SUPPLIED INFORMATION: Begin

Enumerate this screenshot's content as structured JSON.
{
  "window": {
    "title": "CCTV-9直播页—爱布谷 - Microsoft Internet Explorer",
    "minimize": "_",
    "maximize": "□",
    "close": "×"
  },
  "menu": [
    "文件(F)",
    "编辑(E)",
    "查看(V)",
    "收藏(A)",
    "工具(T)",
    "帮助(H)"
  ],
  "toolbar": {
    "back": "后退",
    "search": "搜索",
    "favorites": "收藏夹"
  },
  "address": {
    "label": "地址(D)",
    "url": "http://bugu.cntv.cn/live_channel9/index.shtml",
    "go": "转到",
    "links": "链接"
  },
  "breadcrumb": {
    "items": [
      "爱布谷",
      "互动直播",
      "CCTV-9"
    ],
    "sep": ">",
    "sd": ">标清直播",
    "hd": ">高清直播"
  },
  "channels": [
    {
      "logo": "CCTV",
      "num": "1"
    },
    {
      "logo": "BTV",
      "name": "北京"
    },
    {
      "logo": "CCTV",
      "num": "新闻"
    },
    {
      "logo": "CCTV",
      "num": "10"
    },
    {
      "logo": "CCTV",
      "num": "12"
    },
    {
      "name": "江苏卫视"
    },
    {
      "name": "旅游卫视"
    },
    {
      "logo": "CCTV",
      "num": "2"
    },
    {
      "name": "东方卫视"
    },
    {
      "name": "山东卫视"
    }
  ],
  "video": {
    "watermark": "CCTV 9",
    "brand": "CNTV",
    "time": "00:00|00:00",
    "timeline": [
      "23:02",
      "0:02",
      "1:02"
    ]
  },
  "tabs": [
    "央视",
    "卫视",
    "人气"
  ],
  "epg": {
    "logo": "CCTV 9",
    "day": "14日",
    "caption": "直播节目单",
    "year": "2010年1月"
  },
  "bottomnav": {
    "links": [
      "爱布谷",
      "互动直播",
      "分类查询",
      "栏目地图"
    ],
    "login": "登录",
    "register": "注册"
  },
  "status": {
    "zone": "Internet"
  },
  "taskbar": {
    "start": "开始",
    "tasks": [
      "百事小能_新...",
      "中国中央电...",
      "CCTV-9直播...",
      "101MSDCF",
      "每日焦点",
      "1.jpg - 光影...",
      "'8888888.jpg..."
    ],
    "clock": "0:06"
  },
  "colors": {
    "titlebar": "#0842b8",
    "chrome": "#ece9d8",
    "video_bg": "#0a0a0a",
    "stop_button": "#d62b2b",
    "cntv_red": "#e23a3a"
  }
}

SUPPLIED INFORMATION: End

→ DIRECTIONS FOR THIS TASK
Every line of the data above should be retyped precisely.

→ TASK RESULT
Enumerate this screenshot's content as structured JSON.
{
  "window": {
    "title": "CCTV-9直播页—爱布谷 - Microsoft Internet Explorer",
    "minimize": "_",
    "maximize": "□",
    "close": "×"
  },
  "menu": [
    "文件(F)",
    "编辑(E)",
    "查看(V)",
    "收藏(A)",
    "工具(T)",
    "帮助(H)"
  ],
  "toolbar": {
    "back": "后退",
    "search": "搜索",
    "favorites": "收藏夹"
  },
  "address": {
    "label": "地址(D)",
    "url": "http://bugu.cntv.cn/live_channel9/index.shtml",
    "go": "转到",
    "links": "链接"
  },
  "breadcrumb": {
    "items": [
      "爱布谷",
      "互动直播",
      "CCTV-9"
    ],
    "sep": ">",
    "sd": ">标清直播",
    "hd": ">高清直播"
  },
  "channels": [
    {
      "logo": "CCTV",
      "num": "1"
    },
    {
      "logo": "BTV",
      "name": "北京"
    },
    {
      "logo": "CCTV",
      "num": "新闻"
    },
    {
      "logo": "CCTV",
      "num": "10"
    },
    {
      "logo": "CCTV",
      "num": "12"
    },
    {
      "name": "江苏卫视"
    },
    {
      "name": "旅游卫视"
    },
    {
      "logo": "CCTV",
      "num": "2"
    },
    {
      "name": "东方卫视"
    },
    {
      "name": "山东卫视"
    }
  ],
  "video": {
    "watermark": "CCTV 9",
    "brand": "CNTV",
    "time": "00:00|00:00",
    "timeline": [
      "23:02",
      "0:02",
      "1:02"
    ]
  },
  "tabs": [
    "央视",
    "卫视",
    "人气"
  ],
  "epg": {
    "logo": "CCTV 9",
    "day": "14日",
    "caption": "直播节目单",
    "year": "2010年1月"
  },
  "bottomnav": {
    "links": [
      "爱布谷",
      "互动直播",
      "分类查询",
      "栏目地图"
    ],
    "login": "登录",
    "register": "注册"
  },
  "status": {
    "zone": "Internet"
  },
  "taskbar": {
    "start": "开始",
    "tasks": [
      "百事小能_新...",
      "中国中央电...",
      "CCTV-9直播...",
      "101MSDCF",
      "每日焦点",
      "1.jpg - 光影...",
      "'8888888.jpg..."
    ],
    "clock": "0:06"
  },
  "colors": {
    "titlebar": "#0842b8",
    "chrome": "#ece9d8",
    "video_bg": "#0a0a0a",
    "stop_button": "#d62b2b",
    "cntv_red": "#e23a3a"
  }
}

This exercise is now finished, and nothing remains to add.